Instead, their investments could have been used to grow their audience through robotics competitions and partnerships with top universities or other educational institutions. Take Shiva Nathan, a 16-year-old in 2015 who built a prosthetic hand using parts bought from RadioShack. How many kids or tech geeks could have been inspired by using the right marketing strategy? Other competitions like FIRST Robotics Competition and MIT’s Zero Robotics are hosted in partnership with leading universities, notable businesses like FedEx and even NASA. Creating scholarships for students interested in computer science, engineering, etc. is another way to inspire and win the attention of people who are curious about these fields. Any of these methods would have been great alternatives. Seems like RadioShack didn’t get that memo.

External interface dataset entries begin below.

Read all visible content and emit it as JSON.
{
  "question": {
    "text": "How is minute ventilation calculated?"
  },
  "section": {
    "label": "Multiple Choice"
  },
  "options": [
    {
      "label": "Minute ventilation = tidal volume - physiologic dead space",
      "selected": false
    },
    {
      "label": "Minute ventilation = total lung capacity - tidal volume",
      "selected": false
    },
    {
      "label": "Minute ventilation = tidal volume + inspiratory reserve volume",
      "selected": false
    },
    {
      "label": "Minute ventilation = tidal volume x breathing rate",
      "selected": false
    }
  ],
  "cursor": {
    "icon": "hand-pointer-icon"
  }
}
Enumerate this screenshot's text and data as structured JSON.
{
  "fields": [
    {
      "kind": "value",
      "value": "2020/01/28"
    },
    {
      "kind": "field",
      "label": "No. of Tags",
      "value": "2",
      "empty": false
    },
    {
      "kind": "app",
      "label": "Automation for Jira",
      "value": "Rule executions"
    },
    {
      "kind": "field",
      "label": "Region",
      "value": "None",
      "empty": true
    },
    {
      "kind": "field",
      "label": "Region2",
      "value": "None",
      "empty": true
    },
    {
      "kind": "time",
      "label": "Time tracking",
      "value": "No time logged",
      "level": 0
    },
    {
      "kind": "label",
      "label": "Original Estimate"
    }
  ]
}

One can argue that RadioShack’s shift is what led to their demise. But, more than likely, it was just the starting point. For instance, Nike didn’t become a billion-dollar company by switching their production of athletic footwear to focus more on fashionable clothing. Instead, they appealed to a new market. So, while still staying connected to their current audience base, they began producing athletic wear with an edge. Through this intentional growth, Nike is now a fashion symbol, all while staying true to their audience.

If you are looking to grow and attract new customers, don’t forget your current audience. Otherwise, it could be lights out for you, too. Rebranding and investing in new markets can help your company grow to new heights, but be careful not to completely desert your original audience. So, before you take the step of growing your business, take a step back, look both ways and make sure your target audience has room for the ride.

Javelina Blog Author Michael Romero

Javelina Blog Author

Michael Romero, Associate

Michael Romero is an Associate at Javelina. His passion for community, family, tradition, and culture drives him to uplift others and motivate them to do the same. Read more posts by Michael.

Email Javelina Blog Author Michael RomeroFollow Michael Romero on TwitterFollow Michael Romero on Instagram

Across every platform. On every issue. Make Javelina part of your team.

Ready to bring your brand experience to life? Let's chat!

800 N. 1st Avenue
Phoenix, AZ 85003
Map to Javelina's Office in Downtown Phoenix

  • This field is for validation purposes and should be left unchanged.

Share This